» Assigned task: When the word "JSON" appears in a line of the data below, list that line.

» Working data:
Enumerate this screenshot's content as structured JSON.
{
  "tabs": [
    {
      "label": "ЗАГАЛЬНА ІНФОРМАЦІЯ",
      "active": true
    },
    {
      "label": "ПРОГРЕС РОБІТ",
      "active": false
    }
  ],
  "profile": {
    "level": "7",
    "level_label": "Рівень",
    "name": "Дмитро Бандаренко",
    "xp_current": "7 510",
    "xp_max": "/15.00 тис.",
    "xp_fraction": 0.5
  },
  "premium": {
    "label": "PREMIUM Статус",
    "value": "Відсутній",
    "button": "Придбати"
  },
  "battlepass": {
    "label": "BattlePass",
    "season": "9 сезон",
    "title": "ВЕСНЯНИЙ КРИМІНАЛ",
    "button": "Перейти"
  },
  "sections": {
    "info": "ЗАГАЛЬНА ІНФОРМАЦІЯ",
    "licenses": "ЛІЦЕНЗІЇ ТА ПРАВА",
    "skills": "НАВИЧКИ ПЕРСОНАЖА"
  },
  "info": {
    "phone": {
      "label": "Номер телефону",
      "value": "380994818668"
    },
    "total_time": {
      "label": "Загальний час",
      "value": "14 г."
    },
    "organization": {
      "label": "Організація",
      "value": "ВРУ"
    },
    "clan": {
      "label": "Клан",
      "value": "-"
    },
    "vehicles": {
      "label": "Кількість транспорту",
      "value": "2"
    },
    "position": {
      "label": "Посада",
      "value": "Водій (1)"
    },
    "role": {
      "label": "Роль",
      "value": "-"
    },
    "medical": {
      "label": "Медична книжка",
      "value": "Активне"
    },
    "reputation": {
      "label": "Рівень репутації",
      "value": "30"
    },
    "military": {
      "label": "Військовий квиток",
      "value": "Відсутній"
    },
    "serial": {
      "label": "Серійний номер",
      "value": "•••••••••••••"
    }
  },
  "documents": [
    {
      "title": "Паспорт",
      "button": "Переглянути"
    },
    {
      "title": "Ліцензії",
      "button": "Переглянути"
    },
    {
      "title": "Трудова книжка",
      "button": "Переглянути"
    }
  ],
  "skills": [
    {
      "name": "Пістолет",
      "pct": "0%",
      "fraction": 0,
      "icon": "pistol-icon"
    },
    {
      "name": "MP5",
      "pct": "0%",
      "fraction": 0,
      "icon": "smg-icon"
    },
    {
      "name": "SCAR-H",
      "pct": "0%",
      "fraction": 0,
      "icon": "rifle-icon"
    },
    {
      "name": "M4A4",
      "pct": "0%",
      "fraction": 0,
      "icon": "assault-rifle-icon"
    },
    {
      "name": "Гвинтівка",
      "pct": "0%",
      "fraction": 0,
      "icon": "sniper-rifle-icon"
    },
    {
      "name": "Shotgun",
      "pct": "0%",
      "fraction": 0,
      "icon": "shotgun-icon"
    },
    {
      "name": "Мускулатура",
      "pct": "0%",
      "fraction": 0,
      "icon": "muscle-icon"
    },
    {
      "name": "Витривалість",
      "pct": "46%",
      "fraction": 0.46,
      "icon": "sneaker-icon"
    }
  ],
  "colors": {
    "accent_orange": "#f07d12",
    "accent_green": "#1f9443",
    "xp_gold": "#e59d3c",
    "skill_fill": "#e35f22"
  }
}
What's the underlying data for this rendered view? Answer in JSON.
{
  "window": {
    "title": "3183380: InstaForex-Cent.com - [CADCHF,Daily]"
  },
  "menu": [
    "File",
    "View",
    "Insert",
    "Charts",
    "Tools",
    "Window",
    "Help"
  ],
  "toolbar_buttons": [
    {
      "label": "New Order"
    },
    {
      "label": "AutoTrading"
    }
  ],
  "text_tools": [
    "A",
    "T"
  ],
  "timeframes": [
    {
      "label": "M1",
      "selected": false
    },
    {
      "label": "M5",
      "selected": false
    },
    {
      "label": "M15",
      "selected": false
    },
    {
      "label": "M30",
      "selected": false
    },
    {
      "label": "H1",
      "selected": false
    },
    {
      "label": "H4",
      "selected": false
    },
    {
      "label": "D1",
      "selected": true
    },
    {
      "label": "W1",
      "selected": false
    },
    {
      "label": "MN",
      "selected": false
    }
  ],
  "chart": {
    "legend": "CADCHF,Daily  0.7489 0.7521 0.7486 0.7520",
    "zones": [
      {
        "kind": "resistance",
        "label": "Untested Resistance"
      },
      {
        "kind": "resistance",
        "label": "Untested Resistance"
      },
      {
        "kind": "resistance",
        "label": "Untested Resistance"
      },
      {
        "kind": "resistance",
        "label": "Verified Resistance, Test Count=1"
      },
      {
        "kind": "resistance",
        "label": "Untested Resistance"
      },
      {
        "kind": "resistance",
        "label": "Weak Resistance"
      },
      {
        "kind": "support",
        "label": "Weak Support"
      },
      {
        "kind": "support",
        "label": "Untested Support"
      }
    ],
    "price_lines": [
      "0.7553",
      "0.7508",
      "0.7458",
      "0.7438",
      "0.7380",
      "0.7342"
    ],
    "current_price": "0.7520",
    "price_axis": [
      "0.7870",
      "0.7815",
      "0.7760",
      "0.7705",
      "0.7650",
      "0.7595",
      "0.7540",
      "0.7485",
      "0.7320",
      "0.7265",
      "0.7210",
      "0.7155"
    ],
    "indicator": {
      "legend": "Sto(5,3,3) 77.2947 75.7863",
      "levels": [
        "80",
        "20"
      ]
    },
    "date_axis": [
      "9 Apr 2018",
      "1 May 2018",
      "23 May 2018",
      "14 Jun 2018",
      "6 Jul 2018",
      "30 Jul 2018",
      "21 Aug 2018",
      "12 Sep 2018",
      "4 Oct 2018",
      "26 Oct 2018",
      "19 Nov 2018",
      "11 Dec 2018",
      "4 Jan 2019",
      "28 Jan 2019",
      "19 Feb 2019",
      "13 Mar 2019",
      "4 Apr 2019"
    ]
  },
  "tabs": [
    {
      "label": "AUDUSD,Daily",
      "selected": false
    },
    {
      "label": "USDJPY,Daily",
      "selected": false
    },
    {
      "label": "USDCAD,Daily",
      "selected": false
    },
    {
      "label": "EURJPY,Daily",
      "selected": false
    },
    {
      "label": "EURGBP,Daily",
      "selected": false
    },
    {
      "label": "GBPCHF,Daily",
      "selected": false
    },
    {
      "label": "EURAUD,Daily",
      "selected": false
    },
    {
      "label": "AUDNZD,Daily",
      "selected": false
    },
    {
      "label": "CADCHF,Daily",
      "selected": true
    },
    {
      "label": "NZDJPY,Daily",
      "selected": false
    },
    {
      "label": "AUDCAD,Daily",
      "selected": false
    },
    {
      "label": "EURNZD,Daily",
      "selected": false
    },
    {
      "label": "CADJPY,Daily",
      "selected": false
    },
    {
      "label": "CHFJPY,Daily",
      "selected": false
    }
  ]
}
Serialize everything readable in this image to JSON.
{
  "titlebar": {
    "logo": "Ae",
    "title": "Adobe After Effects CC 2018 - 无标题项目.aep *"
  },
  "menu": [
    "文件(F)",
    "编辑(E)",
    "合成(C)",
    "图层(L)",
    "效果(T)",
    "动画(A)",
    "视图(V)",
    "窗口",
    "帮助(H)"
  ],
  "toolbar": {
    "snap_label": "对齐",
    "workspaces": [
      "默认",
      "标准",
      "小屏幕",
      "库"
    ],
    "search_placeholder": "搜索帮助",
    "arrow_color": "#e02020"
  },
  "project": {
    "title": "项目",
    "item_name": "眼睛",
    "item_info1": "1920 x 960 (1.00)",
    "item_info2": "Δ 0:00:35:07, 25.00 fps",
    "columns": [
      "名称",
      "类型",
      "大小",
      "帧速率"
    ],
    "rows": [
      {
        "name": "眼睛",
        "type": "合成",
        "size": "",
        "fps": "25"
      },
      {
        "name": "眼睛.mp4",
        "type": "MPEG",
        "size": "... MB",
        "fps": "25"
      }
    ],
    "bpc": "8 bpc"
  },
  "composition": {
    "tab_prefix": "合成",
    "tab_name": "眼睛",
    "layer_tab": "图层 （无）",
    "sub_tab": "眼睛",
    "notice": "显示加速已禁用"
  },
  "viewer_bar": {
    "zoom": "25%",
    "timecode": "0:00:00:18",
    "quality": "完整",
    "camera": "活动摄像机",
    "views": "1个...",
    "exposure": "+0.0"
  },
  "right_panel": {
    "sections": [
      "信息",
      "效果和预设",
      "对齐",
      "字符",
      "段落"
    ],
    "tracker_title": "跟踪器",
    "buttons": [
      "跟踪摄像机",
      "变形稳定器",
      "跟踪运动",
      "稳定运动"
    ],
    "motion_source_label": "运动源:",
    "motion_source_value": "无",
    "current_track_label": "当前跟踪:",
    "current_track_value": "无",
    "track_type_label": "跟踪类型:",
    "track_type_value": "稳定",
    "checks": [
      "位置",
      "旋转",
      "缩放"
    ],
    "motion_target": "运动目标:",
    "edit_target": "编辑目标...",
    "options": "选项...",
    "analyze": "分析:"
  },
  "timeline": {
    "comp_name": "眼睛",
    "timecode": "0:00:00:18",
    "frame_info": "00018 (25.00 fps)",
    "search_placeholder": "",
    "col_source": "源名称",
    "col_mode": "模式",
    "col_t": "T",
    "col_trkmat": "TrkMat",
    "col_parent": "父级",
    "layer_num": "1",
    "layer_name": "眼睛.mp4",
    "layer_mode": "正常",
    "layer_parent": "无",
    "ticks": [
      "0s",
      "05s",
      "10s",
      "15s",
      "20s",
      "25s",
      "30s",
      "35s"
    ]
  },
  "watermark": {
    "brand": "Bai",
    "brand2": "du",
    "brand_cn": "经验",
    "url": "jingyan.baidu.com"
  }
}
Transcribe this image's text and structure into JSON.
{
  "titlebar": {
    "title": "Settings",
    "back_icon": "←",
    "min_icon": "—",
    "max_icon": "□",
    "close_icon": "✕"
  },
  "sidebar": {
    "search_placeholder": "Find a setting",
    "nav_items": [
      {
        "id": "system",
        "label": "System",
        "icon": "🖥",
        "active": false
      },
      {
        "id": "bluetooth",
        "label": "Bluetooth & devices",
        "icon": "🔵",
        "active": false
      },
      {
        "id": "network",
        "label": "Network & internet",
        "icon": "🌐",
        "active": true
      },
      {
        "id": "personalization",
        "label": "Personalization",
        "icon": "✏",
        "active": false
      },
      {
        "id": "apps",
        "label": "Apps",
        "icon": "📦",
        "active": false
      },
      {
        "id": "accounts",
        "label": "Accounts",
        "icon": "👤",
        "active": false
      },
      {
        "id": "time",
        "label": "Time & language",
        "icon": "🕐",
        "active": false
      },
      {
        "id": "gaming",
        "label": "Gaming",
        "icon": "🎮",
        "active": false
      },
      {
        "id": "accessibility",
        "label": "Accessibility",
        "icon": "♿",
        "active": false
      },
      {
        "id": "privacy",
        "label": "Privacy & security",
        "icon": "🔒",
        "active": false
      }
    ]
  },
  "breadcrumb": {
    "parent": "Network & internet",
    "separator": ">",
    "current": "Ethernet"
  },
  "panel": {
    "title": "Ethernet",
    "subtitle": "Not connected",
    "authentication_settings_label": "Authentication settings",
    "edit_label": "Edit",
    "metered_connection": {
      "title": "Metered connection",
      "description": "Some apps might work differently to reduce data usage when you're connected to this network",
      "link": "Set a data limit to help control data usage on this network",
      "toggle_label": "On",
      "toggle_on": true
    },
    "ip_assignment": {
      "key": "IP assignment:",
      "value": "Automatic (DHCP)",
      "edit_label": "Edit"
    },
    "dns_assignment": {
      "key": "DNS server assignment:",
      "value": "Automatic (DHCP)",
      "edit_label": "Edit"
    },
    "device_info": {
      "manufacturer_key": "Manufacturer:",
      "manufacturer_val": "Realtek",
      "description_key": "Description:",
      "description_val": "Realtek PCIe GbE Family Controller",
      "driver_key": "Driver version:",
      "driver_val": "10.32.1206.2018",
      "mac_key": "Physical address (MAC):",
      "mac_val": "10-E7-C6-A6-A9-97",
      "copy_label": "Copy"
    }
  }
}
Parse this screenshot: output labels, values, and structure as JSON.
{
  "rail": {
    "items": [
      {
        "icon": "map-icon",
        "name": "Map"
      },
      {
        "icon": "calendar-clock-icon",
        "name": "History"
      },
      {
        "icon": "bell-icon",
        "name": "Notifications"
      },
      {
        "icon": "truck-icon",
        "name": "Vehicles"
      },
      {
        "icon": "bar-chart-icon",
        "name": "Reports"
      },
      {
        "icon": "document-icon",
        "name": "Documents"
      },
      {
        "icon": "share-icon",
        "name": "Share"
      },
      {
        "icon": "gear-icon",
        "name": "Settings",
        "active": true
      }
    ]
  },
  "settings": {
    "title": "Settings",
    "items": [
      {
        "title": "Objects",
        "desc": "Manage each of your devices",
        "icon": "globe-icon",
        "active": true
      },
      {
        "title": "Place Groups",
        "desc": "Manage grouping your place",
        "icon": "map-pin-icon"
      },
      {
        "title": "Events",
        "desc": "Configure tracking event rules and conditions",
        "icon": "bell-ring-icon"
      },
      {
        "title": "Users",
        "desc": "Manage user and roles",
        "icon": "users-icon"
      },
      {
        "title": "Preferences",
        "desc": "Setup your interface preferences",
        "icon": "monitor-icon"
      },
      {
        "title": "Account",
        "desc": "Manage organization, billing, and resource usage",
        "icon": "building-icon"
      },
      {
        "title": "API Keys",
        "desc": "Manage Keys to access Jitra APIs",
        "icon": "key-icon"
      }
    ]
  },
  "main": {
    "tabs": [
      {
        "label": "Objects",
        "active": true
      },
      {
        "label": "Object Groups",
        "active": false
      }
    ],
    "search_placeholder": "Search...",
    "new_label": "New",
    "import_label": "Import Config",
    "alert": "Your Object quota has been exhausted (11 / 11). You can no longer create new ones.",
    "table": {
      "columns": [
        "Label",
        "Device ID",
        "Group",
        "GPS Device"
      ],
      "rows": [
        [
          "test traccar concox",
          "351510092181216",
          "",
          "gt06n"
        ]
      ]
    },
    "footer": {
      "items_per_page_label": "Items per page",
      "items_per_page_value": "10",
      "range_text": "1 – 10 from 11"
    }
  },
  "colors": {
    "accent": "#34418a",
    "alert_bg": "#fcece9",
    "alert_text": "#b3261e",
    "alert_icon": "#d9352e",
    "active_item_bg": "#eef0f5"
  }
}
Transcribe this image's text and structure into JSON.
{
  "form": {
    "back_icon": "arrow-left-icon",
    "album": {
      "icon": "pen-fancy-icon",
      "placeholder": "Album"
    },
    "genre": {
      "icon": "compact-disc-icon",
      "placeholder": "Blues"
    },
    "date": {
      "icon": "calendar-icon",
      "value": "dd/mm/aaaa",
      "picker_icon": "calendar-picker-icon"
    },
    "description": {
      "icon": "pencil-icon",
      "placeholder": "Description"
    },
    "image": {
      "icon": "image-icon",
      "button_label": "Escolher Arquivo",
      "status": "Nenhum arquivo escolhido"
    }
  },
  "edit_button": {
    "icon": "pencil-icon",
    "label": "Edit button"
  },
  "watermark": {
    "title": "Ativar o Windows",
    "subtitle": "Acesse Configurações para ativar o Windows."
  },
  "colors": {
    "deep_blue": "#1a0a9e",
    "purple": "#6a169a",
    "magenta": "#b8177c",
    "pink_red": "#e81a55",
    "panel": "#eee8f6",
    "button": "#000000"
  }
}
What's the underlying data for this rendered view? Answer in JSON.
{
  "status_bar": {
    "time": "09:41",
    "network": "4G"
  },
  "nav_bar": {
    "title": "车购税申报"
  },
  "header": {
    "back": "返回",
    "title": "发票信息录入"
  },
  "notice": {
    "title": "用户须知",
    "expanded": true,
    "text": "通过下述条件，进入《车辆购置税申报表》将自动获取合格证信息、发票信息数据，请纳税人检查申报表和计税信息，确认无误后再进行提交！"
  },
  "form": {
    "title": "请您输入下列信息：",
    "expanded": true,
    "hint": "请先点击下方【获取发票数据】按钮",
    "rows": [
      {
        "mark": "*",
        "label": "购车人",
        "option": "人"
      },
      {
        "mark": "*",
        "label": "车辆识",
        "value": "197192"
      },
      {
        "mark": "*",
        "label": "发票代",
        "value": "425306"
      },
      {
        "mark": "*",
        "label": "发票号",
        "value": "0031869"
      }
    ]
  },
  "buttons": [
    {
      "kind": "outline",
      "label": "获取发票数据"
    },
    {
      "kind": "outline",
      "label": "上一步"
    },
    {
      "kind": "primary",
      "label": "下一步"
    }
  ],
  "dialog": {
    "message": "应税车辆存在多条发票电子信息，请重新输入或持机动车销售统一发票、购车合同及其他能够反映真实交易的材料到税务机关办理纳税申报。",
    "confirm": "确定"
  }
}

» Exercise answer:
Enumerate this screenshot's content as structured JSON.
What's the underlying data for this rendered view? Answer in JSON.
Serialize everything readable in this image to JSON.
Transcribe this image's text and structure into JSON.
Parse this screenshot: output labels, values, and structure as JSON.
Transcribe this image's text and structure into JSON.
What's the underlying data for this rendered view? Answer in JSON.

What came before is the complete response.